There’s a lot to be said for the proactive side of seeking a spouse and preparing for marriage, but when it comes down to it we’re really waiting on God. Yes, it’s our job to knock on doors, but it’s His job to open the best one for us—at the best time for us (and our spouse). This can mean a lot of waiting, and in a world where instant gratification is king nothing could feel harder. But the thrill and agony of waiting is nothing new to the Judeo-Christian experience. Through the Old Testament prophets God drew the Jews into a mysterious season of waiting for the “fullness of time” when the Savior would come, and today Christ’s church eagerly awaits His second coming. In a sense, those of us who are single but feel drawn to marriage are called to share that same spirituality of hopeful expectation.
So how well are we waiting? Resentfully or faithfully? It can be tempting to feel bitter when God seems to be withholding a good thing for unknown reasons. As the Jews learned, however, trusting in God’s providence is ultimately wiser than grasping for control ourselves. Besides, nothing could be more off-putting to a potential spouse than a spirit of resentment or bitterness toward our single years. Trusting in God’s plan enough to wait graciously, however, is remarkably attractive. It’s a win-win! So trust Him—even when He seems to be opening fewer doors than He closes.
#4: How firm is our foundation?
For Catholics, preoccupation with the question of whether we’re called to the priesthood, consecrated life, or marriage (and if marriage, then to whom?) often makes us forget that these vocations are just different paths to following Christ.
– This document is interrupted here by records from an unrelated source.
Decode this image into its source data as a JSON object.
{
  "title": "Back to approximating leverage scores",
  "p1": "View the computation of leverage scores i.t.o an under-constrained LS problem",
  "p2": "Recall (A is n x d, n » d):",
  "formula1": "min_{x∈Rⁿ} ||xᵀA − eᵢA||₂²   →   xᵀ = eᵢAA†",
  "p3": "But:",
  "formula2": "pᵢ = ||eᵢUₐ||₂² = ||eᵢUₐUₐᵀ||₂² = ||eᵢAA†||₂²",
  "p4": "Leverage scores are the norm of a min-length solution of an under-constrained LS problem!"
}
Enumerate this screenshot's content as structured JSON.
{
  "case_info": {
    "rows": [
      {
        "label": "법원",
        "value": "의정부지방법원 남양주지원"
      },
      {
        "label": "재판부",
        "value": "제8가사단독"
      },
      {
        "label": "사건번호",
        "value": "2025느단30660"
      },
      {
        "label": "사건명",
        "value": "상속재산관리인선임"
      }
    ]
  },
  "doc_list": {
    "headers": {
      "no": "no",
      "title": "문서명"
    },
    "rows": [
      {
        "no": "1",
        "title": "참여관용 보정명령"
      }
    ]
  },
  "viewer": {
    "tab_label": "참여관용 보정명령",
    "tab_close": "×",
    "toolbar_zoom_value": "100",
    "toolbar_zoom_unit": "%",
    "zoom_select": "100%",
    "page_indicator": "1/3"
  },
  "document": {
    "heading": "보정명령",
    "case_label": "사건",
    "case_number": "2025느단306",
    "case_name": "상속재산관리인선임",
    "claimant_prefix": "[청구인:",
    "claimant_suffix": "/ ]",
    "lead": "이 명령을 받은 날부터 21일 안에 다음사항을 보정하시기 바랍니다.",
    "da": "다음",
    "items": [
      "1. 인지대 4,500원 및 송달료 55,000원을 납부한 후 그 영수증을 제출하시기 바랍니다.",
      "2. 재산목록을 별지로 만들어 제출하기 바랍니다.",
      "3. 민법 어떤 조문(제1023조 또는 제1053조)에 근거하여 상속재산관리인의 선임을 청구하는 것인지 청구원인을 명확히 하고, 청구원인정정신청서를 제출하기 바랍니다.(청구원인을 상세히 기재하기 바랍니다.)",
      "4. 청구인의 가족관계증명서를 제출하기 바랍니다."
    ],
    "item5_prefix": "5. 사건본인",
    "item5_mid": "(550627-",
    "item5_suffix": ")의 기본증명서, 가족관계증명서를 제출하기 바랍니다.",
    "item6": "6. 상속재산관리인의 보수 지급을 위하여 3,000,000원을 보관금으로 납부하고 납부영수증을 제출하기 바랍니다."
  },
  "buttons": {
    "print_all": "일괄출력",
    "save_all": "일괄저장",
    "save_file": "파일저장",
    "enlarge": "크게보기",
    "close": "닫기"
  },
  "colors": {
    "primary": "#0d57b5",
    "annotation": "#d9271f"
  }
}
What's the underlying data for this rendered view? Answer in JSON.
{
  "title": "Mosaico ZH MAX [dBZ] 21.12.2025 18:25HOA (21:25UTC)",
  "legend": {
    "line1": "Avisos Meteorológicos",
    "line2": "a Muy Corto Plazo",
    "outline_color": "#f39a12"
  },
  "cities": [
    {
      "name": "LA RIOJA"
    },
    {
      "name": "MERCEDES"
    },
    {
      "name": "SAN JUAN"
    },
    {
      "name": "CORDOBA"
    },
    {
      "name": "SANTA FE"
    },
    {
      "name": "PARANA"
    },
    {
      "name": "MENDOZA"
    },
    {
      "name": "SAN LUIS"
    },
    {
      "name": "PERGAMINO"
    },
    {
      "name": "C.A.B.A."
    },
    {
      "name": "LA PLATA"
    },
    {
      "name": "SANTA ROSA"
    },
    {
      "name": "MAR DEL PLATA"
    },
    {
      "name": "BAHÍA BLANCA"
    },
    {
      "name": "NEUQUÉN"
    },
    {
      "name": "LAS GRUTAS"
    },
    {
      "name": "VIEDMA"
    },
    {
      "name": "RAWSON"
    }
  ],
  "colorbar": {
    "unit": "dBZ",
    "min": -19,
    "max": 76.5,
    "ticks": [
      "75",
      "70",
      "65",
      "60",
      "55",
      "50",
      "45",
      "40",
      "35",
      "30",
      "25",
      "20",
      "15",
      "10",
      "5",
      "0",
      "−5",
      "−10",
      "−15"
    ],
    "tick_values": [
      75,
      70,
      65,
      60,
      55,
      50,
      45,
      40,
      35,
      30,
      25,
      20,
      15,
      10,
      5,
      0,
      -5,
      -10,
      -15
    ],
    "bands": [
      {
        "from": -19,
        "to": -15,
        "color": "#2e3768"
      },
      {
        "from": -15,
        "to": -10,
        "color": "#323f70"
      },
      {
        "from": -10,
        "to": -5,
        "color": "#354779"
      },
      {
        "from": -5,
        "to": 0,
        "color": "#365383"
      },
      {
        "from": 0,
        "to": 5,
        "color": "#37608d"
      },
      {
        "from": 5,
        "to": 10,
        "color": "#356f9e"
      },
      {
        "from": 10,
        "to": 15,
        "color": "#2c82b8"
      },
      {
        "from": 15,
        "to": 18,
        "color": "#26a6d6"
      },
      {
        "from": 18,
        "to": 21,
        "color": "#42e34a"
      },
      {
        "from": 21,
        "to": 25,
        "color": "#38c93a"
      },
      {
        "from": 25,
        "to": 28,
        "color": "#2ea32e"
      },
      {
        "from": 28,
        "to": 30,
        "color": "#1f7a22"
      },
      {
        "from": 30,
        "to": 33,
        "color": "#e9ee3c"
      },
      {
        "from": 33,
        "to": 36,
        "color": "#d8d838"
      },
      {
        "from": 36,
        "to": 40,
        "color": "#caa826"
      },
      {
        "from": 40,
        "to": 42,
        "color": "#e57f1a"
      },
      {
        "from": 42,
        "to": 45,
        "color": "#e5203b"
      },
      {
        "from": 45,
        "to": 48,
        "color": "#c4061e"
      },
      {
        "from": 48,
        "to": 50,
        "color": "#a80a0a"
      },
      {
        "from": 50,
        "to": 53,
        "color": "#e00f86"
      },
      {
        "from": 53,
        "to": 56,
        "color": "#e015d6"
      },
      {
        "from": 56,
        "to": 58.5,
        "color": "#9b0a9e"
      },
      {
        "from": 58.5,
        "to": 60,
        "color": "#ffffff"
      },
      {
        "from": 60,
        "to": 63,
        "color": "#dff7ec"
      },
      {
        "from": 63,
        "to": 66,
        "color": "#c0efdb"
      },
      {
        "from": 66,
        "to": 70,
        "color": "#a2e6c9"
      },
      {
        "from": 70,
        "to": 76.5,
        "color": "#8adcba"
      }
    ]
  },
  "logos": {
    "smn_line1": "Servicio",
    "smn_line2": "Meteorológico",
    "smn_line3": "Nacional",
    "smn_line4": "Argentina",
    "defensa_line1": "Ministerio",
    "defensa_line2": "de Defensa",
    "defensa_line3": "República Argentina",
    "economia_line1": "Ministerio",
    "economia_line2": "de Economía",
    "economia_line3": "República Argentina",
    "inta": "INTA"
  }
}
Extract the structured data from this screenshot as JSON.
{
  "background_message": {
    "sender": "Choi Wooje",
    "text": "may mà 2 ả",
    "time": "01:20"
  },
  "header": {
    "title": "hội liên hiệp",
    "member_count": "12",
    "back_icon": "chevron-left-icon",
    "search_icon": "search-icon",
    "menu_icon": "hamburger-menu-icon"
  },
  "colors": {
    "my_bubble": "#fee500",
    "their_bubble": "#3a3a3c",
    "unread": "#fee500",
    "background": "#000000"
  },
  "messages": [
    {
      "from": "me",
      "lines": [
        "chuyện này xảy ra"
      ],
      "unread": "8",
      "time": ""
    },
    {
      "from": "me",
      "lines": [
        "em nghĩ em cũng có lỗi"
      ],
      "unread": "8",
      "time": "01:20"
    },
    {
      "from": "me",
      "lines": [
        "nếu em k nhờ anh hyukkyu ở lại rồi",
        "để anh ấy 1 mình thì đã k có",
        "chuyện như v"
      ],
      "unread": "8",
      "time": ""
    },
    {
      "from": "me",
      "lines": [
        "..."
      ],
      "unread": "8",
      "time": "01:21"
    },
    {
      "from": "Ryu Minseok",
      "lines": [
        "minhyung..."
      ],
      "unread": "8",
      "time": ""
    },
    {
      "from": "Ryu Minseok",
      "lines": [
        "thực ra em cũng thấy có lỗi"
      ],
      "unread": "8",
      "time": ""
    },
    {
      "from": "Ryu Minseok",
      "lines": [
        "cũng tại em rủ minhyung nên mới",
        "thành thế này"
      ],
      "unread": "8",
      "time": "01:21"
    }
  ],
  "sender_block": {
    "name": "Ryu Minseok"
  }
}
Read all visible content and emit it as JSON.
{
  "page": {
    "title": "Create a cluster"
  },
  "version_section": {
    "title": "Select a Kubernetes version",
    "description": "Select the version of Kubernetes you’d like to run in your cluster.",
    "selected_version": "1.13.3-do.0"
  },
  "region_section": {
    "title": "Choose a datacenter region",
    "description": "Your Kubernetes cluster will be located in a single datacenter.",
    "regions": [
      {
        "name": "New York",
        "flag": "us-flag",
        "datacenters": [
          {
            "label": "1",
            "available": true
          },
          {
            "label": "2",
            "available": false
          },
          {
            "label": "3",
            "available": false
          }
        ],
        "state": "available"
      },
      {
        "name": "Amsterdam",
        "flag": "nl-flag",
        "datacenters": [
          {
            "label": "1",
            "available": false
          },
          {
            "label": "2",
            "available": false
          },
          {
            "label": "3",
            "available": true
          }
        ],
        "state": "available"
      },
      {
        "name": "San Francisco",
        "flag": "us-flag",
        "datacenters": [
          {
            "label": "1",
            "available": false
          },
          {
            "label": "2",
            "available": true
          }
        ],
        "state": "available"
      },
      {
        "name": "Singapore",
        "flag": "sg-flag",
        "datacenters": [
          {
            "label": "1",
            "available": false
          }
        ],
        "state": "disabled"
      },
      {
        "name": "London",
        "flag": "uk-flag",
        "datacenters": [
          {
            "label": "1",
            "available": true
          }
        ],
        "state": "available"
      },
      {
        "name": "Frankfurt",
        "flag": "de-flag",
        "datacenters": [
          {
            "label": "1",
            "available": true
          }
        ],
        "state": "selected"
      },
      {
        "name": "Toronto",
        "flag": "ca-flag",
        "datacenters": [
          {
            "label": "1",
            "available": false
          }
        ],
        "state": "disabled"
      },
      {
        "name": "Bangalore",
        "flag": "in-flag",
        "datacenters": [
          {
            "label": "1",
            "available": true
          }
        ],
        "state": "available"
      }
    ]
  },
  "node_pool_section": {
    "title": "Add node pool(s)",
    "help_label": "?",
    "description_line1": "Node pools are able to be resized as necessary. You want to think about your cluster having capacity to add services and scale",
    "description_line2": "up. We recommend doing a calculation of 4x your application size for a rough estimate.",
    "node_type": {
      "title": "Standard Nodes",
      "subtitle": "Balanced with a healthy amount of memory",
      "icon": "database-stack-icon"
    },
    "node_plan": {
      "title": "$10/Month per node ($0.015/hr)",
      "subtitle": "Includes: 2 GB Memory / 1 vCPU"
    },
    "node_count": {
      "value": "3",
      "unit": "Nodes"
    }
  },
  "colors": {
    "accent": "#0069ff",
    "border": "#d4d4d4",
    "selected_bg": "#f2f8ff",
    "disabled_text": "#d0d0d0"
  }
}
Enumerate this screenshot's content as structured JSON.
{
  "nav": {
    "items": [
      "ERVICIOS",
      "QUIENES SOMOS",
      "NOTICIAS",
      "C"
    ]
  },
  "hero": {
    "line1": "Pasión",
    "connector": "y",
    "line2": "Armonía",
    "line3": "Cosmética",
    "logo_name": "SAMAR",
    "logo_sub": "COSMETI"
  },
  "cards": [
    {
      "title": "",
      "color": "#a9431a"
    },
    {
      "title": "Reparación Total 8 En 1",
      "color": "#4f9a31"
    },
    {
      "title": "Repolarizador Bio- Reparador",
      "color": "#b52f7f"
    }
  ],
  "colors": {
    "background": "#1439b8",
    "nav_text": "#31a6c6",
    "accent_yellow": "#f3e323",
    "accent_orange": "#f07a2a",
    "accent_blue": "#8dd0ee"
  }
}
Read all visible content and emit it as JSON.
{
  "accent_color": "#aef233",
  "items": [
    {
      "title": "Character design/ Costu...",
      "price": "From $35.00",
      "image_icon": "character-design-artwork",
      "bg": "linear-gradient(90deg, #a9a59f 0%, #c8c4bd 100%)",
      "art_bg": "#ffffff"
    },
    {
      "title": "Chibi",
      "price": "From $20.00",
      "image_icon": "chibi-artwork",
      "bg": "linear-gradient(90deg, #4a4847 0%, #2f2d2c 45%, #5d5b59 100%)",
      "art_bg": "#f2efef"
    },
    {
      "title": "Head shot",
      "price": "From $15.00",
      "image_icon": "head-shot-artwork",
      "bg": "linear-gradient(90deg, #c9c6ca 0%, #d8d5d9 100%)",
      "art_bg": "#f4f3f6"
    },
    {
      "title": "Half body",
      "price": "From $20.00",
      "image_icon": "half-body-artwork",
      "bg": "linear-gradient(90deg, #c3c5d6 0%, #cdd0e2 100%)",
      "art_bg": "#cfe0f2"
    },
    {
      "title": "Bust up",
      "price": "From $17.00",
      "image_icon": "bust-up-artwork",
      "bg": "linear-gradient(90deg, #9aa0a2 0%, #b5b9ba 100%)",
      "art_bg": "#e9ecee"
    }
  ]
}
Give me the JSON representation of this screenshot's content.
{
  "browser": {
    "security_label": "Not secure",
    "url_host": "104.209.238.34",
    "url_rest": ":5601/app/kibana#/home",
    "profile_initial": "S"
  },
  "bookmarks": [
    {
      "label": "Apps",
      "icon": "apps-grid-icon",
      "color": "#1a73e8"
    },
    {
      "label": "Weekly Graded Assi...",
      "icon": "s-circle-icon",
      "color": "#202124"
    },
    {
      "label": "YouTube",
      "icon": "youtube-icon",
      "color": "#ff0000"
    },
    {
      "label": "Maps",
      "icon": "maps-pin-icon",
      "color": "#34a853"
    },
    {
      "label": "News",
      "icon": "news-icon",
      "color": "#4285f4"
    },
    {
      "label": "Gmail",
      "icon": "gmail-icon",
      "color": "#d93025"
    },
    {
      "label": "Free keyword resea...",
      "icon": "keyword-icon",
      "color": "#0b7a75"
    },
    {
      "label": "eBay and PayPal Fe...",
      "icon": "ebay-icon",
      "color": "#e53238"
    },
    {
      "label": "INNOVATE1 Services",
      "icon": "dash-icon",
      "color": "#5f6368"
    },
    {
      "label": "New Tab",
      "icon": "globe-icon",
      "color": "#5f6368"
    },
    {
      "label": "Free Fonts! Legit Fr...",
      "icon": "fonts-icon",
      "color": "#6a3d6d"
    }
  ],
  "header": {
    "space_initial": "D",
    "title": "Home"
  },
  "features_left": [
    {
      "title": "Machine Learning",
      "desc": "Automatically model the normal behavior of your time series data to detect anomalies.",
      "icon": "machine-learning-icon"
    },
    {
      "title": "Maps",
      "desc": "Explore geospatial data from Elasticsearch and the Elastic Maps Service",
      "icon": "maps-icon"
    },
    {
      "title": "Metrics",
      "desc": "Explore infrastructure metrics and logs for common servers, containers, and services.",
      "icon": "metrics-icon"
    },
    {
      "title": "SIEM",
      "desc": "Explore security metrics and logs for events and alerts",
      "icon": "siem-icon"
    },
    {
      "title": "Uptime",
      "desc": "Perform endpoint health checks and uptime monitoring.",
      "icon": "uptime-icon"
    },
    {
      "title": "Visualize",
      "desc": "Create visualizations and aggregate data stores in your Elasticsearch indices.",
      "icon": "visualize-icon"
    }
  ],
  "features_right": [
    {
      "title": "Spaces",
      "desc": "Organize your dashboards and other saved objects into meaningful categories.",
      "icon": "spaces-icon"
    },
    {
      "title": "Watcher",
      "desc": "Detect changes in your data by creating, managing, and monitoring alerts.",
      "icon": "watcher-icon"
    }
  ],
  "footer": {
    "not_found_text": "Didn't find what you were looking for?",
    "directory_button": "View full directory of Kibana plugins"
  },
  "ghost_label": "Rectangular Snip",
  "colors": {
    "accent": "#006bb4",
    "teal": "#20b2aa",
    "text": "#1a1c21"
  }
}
Discipleship is always the point. The most important question we should ask ourselves, then, is this: Are we committed to being a disciple of Christ, with or without a spouse? For single people, it’s shocking how easily our discipleship can revolve around (even become contingent on) Jesus fulfilling our desires for marriage. Throughout the gospels we hear about people who stopped following Christ when He didn’t give them what they wanted. If for whatever reason the spouse of our dreams never materialized would we still remain faithful to Him?
Want a good litmus test? Next time the going gets rough check whether you complain or lament to God about your singleness. According to Ann Voskamp, author of One Thousand Gifts, complaint is a “bitter howl of unbelief in any benevolent God in this moment, a distrust in the love-beat of the Father’s heart.” Lament, on the other hand, is a “cry of belief in a good God…the bold faith that trusts Perfect Love enough to feel and cry authentic.” Do we trust the goodness of Christ’s plan for us enough endure the loneliness and heartache of singleness with faith? Do we love Him enough for His own sake to commit to following Him whatever comes?
At times, single life can feel as tedious and pointless as watching for a seed to sprout. Yet, if we believe that God is calling us to marriage we can’t be afraid to trust Him with the desires He’s planted in us. In the mean time, we can commit to living the days given to us intentionally as possible. Who knows? In the end we might just find that the seasons of singleness that felt so useless were some of the most impactful on our journey toward heaven.